The End of the F***ing World Isn’t Nearly As Bleak As It Looks. Jen Chaney, Vulture
Well, without the italics, it probably would be as bleak as it looks. But with italics it’s just a great Netflix series that caught my attention via a review headline.
The End of the F***ing World turns out to be a very binge-able eight episodes, of 20-ish minutes each, about bonded misfit teens James (Alex Lawther) and Alyssa (Jessica Darden).
So, what’s their deal? As you read the following series intro from Rob Lowman (Los Angeles Daily News), keep Sophie Gilbert‘s words (The Atlantic) in mind: it’s “a surprising tour de force, mashing up the pitch-black humor of British alternative comedies with the visual punch of an auteur-driven indie film.” Pitch-black humor, of course, is not for everyone’s tastes.

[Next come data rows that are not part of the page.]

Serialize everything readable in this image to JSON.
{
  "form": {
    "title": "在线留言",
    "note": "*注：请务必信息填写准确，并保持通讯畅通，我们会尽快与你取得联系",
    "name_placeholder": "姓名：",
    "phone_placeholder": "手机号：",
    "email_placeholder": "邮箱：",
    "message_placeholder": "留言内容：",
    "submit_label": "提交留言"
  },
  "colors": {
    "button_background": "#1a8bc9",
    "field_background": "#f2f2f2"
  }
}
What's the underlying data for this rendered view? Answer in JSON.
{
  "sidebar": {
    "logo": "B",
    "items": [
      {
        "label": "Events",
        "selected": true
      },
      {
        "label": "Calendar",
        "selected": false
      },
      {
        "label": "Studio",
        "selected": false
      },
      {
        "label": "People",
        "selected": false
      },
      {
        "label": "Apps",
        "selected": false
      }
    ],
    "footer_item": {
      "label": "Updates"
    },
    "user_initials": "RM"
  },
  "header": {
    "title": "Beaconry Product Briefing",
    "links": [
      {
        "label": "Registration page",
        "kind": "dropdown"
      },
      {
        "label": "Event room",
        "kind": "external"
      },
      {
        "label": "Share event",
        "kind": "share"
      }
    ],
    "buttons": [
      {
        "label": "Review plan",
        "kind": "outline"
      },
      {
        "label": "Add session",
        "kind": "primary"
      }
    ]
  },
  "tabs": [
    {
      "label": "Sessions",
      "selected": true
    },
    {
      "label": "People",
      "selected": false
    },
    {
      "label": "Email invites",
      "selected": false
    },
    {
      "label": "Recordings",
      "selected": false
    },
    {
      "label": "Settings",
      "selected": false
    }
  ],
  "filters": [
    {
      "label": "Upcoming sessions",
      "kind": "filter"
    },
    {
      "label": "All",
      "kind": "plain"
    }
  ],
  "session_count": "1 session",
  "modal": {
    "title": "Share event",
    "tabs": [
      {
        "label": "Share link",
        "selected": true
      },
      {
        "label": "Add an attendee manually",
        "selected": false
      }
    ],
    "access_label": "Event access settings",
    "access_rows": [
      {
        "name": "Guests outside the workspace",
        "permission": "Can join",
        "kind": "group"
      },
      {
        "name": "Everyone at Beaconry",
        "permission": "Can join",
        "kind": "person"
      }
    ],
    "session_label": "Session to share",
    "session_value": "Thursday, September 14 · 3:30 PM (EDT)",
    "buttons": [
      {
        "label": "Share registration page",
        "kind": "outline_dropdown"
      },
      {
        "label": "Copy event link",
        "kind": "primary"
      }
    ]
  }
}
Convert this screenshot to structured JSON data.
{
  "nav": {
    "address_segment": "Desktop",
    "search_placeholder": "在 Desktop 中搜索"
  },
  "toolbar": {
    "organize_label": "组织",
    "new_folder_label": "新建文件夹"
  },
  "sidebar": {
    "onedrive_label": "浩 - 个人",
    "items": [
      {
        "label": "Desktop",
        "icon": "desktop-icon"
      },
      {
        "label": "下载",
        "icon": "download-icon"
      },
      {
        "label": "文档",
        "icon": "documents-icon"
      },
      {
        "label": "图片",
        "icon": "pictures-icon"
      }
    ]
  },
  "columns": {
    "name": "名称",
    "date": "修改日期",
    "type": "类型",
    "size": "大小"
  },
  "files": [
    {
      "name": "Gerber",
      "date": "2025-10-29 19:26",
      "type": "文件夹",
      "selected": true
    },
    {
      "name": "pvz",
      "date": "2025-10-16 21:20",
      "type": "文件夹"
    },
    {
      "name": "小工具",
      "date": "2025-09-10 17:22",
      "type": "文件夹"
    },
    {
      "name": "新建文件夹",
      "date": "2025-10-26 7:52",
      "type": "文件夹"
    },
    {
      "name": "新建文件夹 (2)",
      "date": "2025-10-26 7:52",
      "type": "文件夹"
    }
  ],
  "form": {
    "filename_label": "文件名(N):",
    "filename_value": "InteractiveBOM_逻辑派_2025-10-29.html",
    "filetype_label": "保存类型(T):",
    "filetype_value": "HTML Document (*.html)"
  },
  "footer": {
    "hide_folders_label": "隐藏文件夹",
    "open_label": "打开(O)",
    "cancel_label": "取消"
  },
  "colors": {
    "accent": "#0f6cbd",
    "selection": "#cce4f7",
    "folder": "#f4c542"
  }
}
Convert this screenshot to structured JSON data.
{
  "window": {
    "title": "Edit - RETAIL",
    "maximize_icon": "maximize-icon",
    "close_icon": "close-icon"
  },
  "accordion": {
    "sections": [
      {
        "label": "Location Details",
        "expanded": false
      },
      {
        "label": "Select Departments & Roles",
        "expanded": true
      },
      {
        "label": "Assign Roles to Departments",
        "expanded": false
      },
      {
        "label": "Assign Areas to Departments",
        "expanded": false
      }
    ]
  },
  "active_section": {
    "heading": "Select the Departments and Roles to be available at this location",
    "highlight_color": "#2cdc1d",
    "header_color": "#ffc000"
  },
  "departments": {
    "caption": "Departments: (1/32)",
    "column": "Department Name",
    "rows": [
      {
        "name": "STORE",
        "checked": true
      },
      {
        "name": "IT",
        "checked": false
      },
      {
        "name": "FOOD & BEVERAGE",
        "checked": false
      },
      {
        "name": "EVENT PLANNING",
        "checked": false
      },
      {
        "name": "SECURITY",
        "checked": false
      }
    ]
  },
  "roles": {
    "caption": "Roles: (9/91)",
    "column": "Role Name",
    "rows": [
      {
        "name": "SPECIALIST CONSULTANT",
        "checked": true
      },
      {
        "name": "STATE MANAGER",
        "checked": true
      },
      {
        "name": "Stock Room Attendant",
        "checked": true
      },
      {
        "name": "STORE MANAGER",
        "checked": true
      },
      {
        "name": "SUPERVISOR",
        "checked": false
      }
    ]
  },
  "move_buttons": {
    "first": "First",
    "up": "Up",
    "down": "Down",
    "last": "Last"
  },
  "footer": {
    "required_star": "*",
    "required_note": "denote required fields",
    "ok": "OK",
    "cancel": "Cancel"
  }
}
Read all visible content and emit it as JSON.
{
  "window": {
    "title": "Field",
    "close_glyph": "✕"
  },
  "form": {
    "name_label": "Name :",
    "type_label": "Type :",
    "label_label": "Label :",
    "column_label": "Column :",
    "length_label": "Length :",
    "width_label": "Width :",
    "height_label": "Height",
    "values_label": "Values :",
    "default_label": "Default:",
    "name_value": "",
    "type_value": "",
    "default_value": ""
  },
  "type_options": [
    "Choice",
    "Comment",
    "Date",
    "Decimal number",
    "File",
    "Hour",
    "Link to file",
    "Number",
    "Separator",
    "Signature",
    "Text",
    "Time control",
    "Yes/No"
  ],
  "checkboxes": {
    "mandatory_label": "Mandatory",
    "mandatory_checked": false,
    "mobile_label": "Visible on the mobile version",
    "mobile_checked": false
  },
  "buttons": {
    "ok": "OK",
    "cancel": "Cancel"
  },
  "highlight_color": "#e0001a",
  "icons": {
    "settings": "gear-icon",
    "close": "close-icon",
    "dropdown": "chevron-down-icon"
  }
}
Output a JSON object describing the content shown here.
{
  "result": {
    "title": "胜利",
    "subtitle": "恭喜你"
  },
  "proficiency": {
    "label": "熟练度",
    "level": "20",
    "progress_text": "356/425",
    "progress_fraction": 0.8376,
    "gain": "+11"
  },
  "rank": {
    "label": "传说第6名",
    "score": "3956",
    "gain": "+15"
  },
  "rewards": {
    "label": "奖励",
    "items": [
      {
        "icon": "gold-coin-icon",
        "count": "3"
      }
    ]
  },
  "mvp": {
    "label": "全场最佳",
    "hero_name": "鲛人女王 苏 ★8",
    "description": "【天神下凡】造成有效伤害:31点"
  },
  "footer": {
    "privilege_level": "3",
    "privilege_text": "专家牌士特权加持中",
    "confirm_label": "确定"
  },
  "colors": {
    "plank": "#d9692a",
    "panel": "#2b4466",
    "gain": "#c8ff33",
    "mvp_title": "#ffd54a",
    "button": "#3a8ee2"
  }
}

James and Alyssa are your average 17 year-olds, except James really wants to kill someone and Alyssa is about to blow at any moment.
When they meet, Alyssa, who is struggling with manic depression, says this about James, ‘I’m not saying he’s the answer, but he’s something.’ James sees her as somebody who would be ‘interesting to kill,’ so he pretends to be into her.
James, you see, thinks he may be a psychopath—and has valid reasons to think so that he’ll illustrate for you in quite brief but stomach-churning scenes.
Sonia Saraiya, Variety, notes additionally that both James and Alyssa are “full of fury: At their parents; at their stupid small town; at the other idiots in their school.”
Watch the (warning: NSFW) trailer for The End of the F***ing World:
If still intrigued, read more from Daniel Fienberg, Hollywood Reporter, about where and how this all goes:
…The End swings wildly between deadpan hilarious, shockingly violent and a sweetness that’s occasionally just as shocking. It’s not a tone that will hit with every viewer, but you’ll know pretty quickly how much you’re able to forgive, much less embrace, and then The End keeps pushing into murkier and murkier complications. Nothing in the narrative is all that surprising. What’s satisfying is how even the outlandishness is grounded in the two main characters and defended through extensive and candid internal monologues that serve as counterpoint to the characters’ halting getting-to-know-you conversations.
Kevin Fallon, The Daily Beast: “For all their coldness and cynicism, both clearly just want to feel and to experience. There’s a sort of blanket sadness and compassion surrounding both characters, which is an interesting antidote to their saltiness and reckless behavior.”
Importantly, we do learn more about each teen’s upbringing and how they came to be where they are. Saraiya: “…(W)hat emerges is a portrait of two characters who find in each other a refuge from an uncaring and often cruel world. Our teenagers can be violent, but as the show makes clear, violence has also been heaped upon them…”
Do you think you now get the gist of this series? If not, you’re not alone. “The best thing about ‘The End of the F***ing World’ is that it’s hard to describe,” notes Saraiya. “It’s funny, and it’s sweet; it’s violent, and it’s romantic. Its leads are both reprehensible and totally sympathetic; both scared kids and responsible adults.”
In addition to garnering much enthusiasm from viewers, including an 8.5 on IMDB, The End also has a phenomenal retro soundtrack featuring songs from a wide variety of genres.
Wanna know how it all winds up for James and Alyssa? Just look at the title, says Jen Chaney in the aforementioned Vulture review. “[It] tells us pretty clearly,” she states, “that this show won’t have a happy ending. But even in its tragic moments, there are still glimmers of loveliness in The End of the F***ing World. You just have to be patient, and watch closely, to fully see them.”